10. We hiked to the peek/peak of the mountain.
11
Name ____________________________________
Activity 10
Spelling Homophones
Pocket Chart Reading — Homophones © Learning Resources, Inc.
Directions: Look at each picture pair, and write the
correctly spelled homophone on the lines beside them.
12
Name ____________________________________
Activity 11
Spelling Homophones
Directions: Look at each picture pair, and write the
correctly spelled homophone on the lines beside them.
Pocket Chart Reading — Homophones © Learning Resources, Inc.
13
Name ____________________________________
Activity 12
Homophones in Context
Directions: Read the following sentences. Using the pictures as clues,
write the correct homophone in each blank. .
1. She tried not to ___________ the glass.
(
)
2. The big, furry ___________ growled at the fox.
(
)
3. The grass was covered with an early morning ___________.
(
)
(
)
5. It’s very nice to ___________ you.
(
)
6. The small ___________ ate grass in the field.
(
)
7. Can you ___________ the rainbow in the sky?
(
14
)
Pocket Chart Reading — Homophones © Learning Resources, Inc.
4. We climbed to the ___________ of the mountain.
Name ____________________________________
Activity 13
More Homophones in Context
Directions: Read the following sentences.

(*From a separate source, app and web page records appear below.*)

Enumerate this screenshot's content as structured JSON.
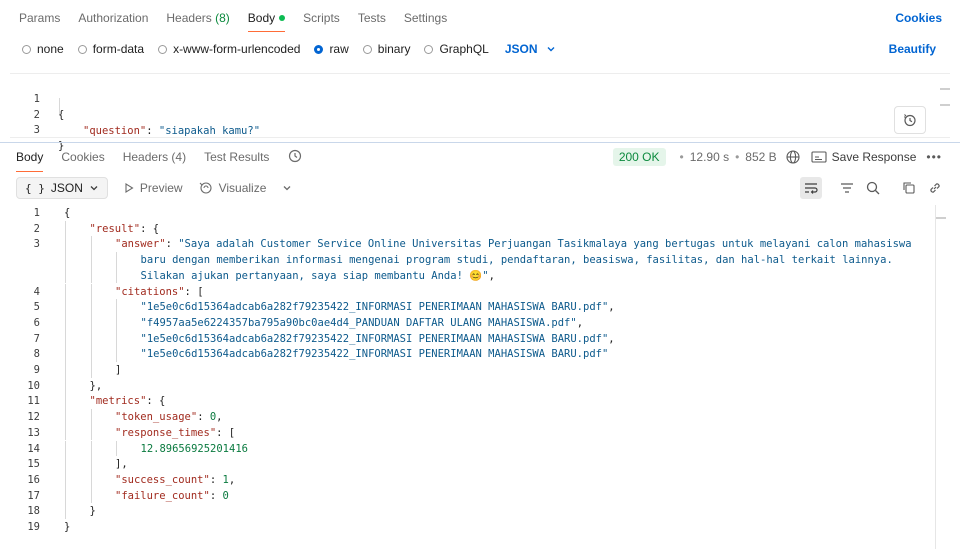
{
  "request_tabs": [
    {
      "label": "Params"
    },
    {
      "label": "Authorization"
    },
    {
      "label": "Headers",
      "count": "(8)"
    },
    {
      "label": "Body",
      "active": true
    },
    {
      "label": "Scripts"
    },
    {
      "label": "Tests"
    },
    {
      "label": "Settings"
    }
  ],
  "cookies_label": "Cookies",
  "body_types": [
    "none",
    "form-data",
    "x-www-form-urlencoded",
    "raw",
    "binary",
    "GraphQL"
  ],
  "body_type_selected": "raw",
  "body_language": "JSON",
  "beautify_label": "Beautify",
  "request_body": {
    "line_numbers": [
      "1",
      "2",
      "3"
    ],
    "open_brace": "{",
    "key": "\"question\"",
    "colon": ": ",
    "value": "\"siapakah kamu?\"",
    "close_brace": "}"
  },
  "response_tabs": [
    {
      "label": "Body",
      "active": true
    },
    {
      "label": "Cookies"
    },
    {
      "label": "Headers (4)"
    },
    {
      "label": "Test Results"
    }
  ],
  "response_status": {
    "status": "200 OK",
    "time": "12.90 s",
    "size": "852 B",
    "save_label": "Save Response"
  },
  "response_toolbar": {
    "format": "JSON",
    "preview": "Preview",
    "visualize": "Visualize"
  },
  "response_lines": [
    {
      "n": "1",
      "indent": 0,
      "parts": [
        [
          "pun",
          "{"
        ]
      ]
    },
    {
      "n": "2",
      "indent": 1,
      "parts": [
        [
          "key",
          "\"result\""
        ],
        [
          "pun",
          ": {"
        ]
      ]
    },
    {
      "n": "3",
      "indent": 2,
      "parts": [
        [
          "key",
          "\"answer\""
        ],
        [
          "pun",
          ": "
        ],
        [
          "str",
          "\"Saya adalah Customer Service Online Universitas Perjuangan Tasikmalaya yang bertugas untuk melayani calon mahasiswa"
        ]
      ]
    },
    {
      "n": "",
      "indent": 3,
      "parts": [
        [
          "str",
          "baru dengan memberikan informasi mengenai program studi, pendaftaran, beasiswa, fasilitas, dan hal-hal terkait lainnya."
        ]
      ]
    },
    {
      "n": "",
      "indent": 3,
      "parts": [
        [
          "str",
          "Silakan ajukan pertanyaan, saya siap membantu Anda! 😊\""
        ],
        [
          "pun",
          ","
        ]
      ]
    },
    {
      "n": "4",
      "indent": 2,
      "parts": [
        [
          "key",
          "\"citations\""
        ],
        [
          "pun",
          ": ["
        ]
      ]
    },
    {
      "n": "5",
      "indent": 3,
      "parts": [
        [
          "str",
          "\"1e5e0c6d15364adcab6a282f79235422_INFORMASI PENERIMAAN MAHASISWA BARU.pdf\""
        ],
        [
          "pun",
          ","
        ]
      ]
    },
    {
      "n": "6",
      "indent": 3,
      "parts": [
        [
          "str",
          "\"f4957aa5e6224357ba795a90bc0ae4d4_PANDUAN DAFTAR ULANG MAHASISWA.pdf\""
        ],
        [
          "pun",
          ","
        ]
      ]
    },
    {
      "n": "7",
      "indent": 3,
      "parts": [
        [
          "str",
          "\"1e5e0c6d15364adcab6a282f79235422_INFORMASI PENERIMAAN MAHASISWA BARU.pdf\""
        ],
        [
          "pun",
          ","
        ]
      ]
    },
    {
      "n": "8",
      "indent": 3,
      "parts": [
        [
          "str",
          "\"1e5e0c6d15364adcab6a282f79235422_INFORMASI PENERIMAAN MAHASISWA BARU.pdf\""
        ]
      ]
    },
    {
      "n": "9",
      "indent": 2,
      "parts": [
        [
          "pun",
          "]"
        ]
      ]
    },
    {
      "n": "10",
      "indent": 1,
      "parts": [
        [
          "pun",
          "},"
        ]
      ]
    },
    {
      "n": "11",
      "indent": 1,
      "parts": [
        [
          "key",
          "\"metrics\""
        ],
        [
          "pun",
          ": {"
        ]
      ]
    },
    {
      "n": "12",
      "indent": 2,
      "parts": [
        [
          "key",
          "\"token_usage\""
        ],
        [
          "pun",
          ": "
        ],
        [
          "num",
          "0"
        ],
        [
          "pun",
          ","
        ]
      ]
    },
    {
      "n": "13",
      "indent": 2,
      "parts": [
        [
          "key",
          "\"response_times\""
        ],
        [
          "pun",
          ": ["
        ]
      ]
    },
    {
      "n": "14",
      "indent": 3,
      "parts": [
        [
          "num",
          "12.89656925201416"
        ]
      ]
    },
    {
      "n": "15",
      "indent": 2,
      "parts": [
        [
          "pun",
          "],"
        ]
      ]
    },
    {
      "n": "16",
      "indent": 2,
      "parts": [
        [
          "key",
          "\"success_count\""
        ],
        [
          "pun",
          ": "
        ],
        [
          "num",
          "1"
        ],
        [
          "pun",
          ","
        ]
      ]
    },
    {
      "n": "17",
      "indent": 2,
      "parts": [
        [
          "key",
          "\"failure_count\""
        ],
        [
          "pun",
          ": "
        ],
        [
          "num",
          "0"
        ]
      ]
    },
    {
      "n": "18",
      "indent": 1,
      "parts": [
        [
          "pun",
          "}"
        ]
      ]
    },
    {
      "n": "19",
      "indent": 0,
      "parts": [
        [
          "pun",
          "}"
        ]
      ]
    }
  ]
}
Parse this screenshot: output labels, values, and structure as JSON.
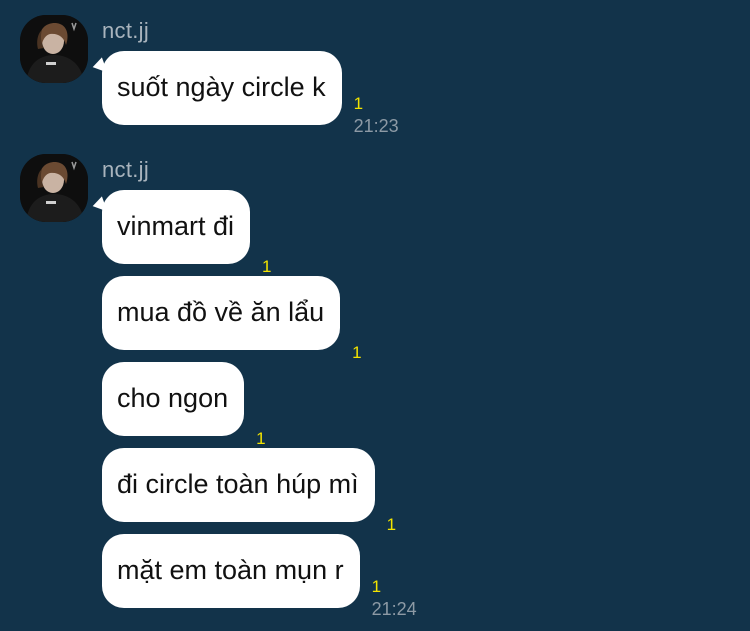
{
  "colors": {
    "background": "#12334a",
    "bubble": "#ffffff",
    "read_count": "#f2e300",
    "timestamp": "#8d9aa5",
    "sender_name": "#a9b4bd"
  },
  "groups": [
    {
      "sender": "nct.jj",
      "avatar_icon": "profile-avatar",
      "messages": [
        {
          "text": "suốt ngày circle k",
          "read": "1",
          "time": "21:23"
        }
      ]
    },
    {
      "sender": "nct.jj",
      "avatar_icon": "profile-avatar",
      "messages": [
        {
          "text": "vinmart đi",
          "read": "1",
          "time": ""
        },
        {
          "text": "mua đồ về ăn lẩu",
          "read": "1",
          "time": ""
        },
        {
          "text": "cho ngon",
          "read": "1",
          "time": ""
        },
        {
          "text": "đi circle toàn húp mì",
          "read": "1",
          "time": ""
        },
        {
          "text": "mặt em toàn mụn r",
          "read": "1",
          "time": "21:24"
        }
      ]
    }
  ]
}
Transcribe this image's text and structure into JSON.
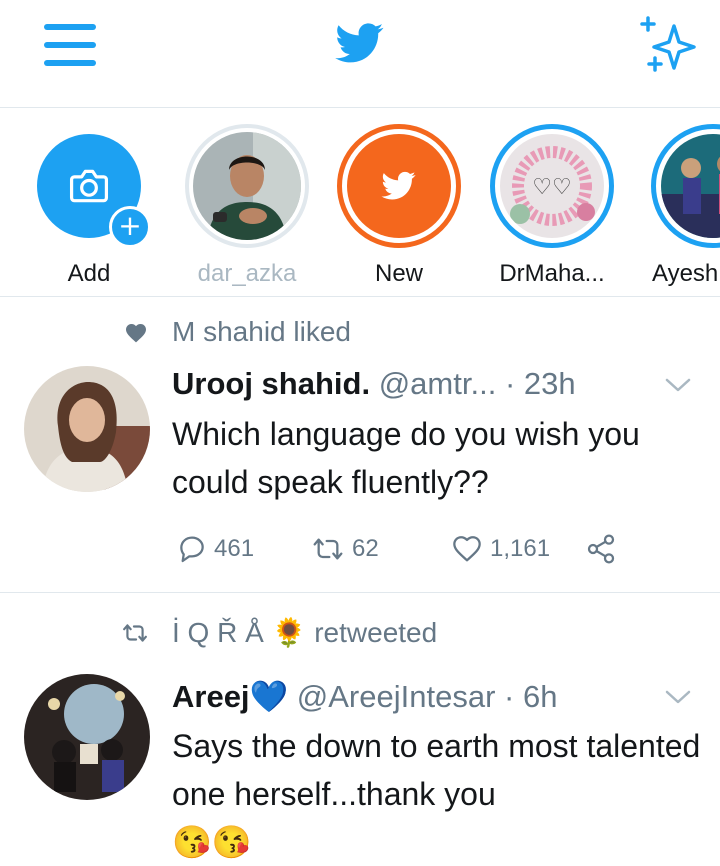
{
  "colors": {
    "accent": "#1da1f2",
    "muted": "#657786",
    "text": "#14171a",
    "orange": "#f4671d"
  },
  "header": {
    "menu_icon": "hamburger-menu-icon",
    "logo": "twitter-bird-logo",
    "sparkle_icon": "sparkle-icon"
  },
  "stories": [
    {
      "label": "Add"
    },
    {
      "label": "dar_azka"
    },
    {
      "label": "New"
    },
    {
      "label": "DrMaha..."
    },
    {
      "label": "Ayesh"
    }
  ],
  "tweets": [
    {
      "context": "M shahid liked",
      "name": "Urooj shahid.",
      "handle": "@amtr...",
      "time": "· 23h",
      "text": "Which language do you wish you could speak fluently??",
      "replies": "461",
      "retweets": "62",
      "likes": "1,161"
    },
    {
      "context_name": "İ Q Ř Å",
      "context_emoji": "🌻",
      "context_suffix": "retweeted",
      "name": "Areej",
      "name_emoji": "💙",
      "handle": "@AreejIntesar",
      "time": "· 6h",
      "text": "Says the down to earth most talented one herself...thank you",
      "text_emoji": "😘😘"
    }
  ]
}
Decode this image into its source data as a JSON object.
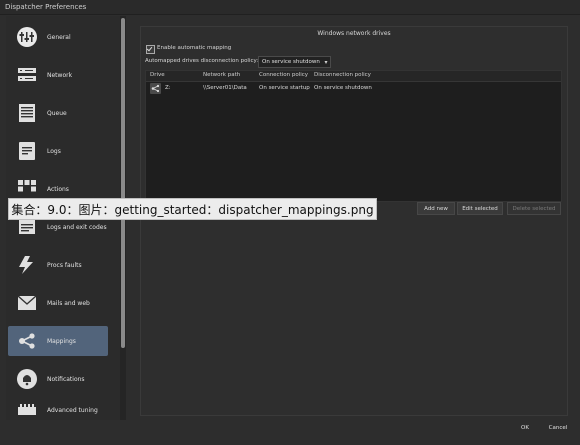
{
  "window": {
    "title": "Dispatcher Preferences"
  },
  "sidebar": {
    "items": [
      {
        "label": "General",
        "icon": "sliders-icon"
      },
      {
        "label": "Network",
        "icon": "network-icon"
      },
      {
        "label": "Queue",
        "icon": "queue-icon"
      },
      {
        "label": "Logs",
        "icon": "logs-icon"
      },
      {
        "label": "Actions",
        "icon": "actions-icon"
      },
      {
        "label": "Logs and exit codes",
        "icon": "exit-codes-icon"
      },
      {
        "label": "Procs faults",
        "icon": "lightning-icon"
      },
      {
        "label": "Mails and web",
        "icon": "mail-icon"
      },
      {
        "label": "Mappings",
        "icon": "share-icon",
        "active": true
      },
      {
        "label": "Notifications",
        "icon": "bell-icon"
      },
      {
        "label": "Advanced tuning",
        "icon": "tuning-icon"
      }
    ]
  },
  "panel": {
    "title": "Windows network drives",
    "enable_label": "Enable automatic mapping",
    "enable_checked": true,
    "policy_label": "Automapped drives disconnection policy:",
    "policy_value": "On service shutdown",
    "table": {
      "headers": [
        "Drive",
        "Network path",
        "Connection policy",
        "Disconnection policy"
      ],
      "rows": [
        {
          "drive": "Z:",
          "path": "\\\\Server01\\Data",
          "connection": "On service startup",
          "disconnection": "On service shutdown"
        }
      ]
    },
    "buttons": {
      "add": "Add new",
      "edit": "Edit selected",
      "delete": "Delete selected"
    }
  },
  "footer": {
    "ok": "OK",
    "cancel": "Cancel"
  },
  "watermark": {
    "text": "集合：9.0：图片：getting_started：dispatcher_mappings.png"
  }
}
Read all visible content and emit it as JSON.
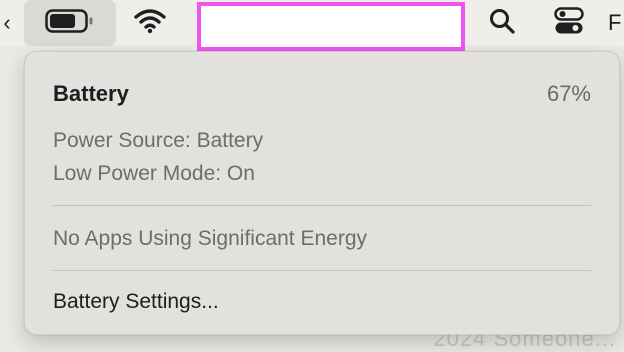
{
  "menubar": {
    "left_edge_glyph": "‹",
    "right_edge_glyph": "F",
    "icons": {
      "battery": "battery-icon",
      "wifi": "wifi-icon",
      "search": "search-icon",
      "control_center": "control-center-icon"
    },
    "redaction_color": "#ef55ef"
  },
  "battery_menu": {
    "title": "Battery",
    "percent": "67%",
    "power_source": "Power Source: Battery",
    "low_power_mode": "Low Power Mode: On",
    "energy_status": "No Apps Using Significant Energy",
    "settings_label": "Battery Settings..."
  },
  "desktop": {
    "hint_text": "2024 Someone..."
  }
}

Using the pictures as clues,
write the correct homophone in each blank.
1. The chocolate __________ had whipped cream on the top.
(
)
2. I would love a __________ of pepperoni pizza!
(
)
3. He hit the golf ball off the __________.
(
)
4. My grandma can __________ her own clothes.
Pocket Chart Reading — Homophones © Learning Resources, Inc.
(
)
5. The car is made of __________.
(
)
6. The team was happy that they __________ the big game.
(
)
7. The bowl of steaming __________ looked yummy.
(
)
15
Card-At-A-Glance
Reading List
Eight Ate: A Feast of Homonym Riddles
Marvin Terban
Clarion Books, NY: 1982
Hey, Hay: A Wagonful of Funny
Homonym Riddles
Marvin Terban
Clarion Books, NY: 1991
Homophones and Homographs:
an American Dictionary
James Hobbs
McFarland, NC: 1986
The King Who Rained
Fred Gwynne
Windmill Books, NY: 1980
A Little Pigeon Toad
Fred Gwynne
Windmill Books, NY: 1988
NTC’s Dictionary of Easily Confused Words
Deborah Williams
National Textbook Company, IL: 1995
One Whole Doughnut, One Doughnut Hole
Valjean McLenighan
Children’s Press, IL: 1982
What Did You Say?: A Book of
Homophones
Sylvia Root Tester
Child’s World, IL: 1977
16
Cards are shown as front-to-back pairs.
Pictures are named on the reverse side of each card.
ant
close
see
tea
bear
hare
steel
ate
bury
male
sow
write
blue
peace
knight
pair
rode
sail
weak
beat
fir
peak
you
chili
flower
won
tail
sun
hear
rows
due
toe
hole
moose
meat
break
aunt
clothes
sea
tee
bare
hair
steal
eight
berry
mail
sew
right
blew
piece
night
pear
road
sale
week
beet
fur
peek
ewe
chilly
flour
one
tale
son
here
rose
dew
tow
whole
mousse
meet
brake
Pocket Chart Reading — Homophones © Learning Resources, Inc.
A Chocolate Moose for Dinner
Fred Gwynne
Windmill Books, NY: 1980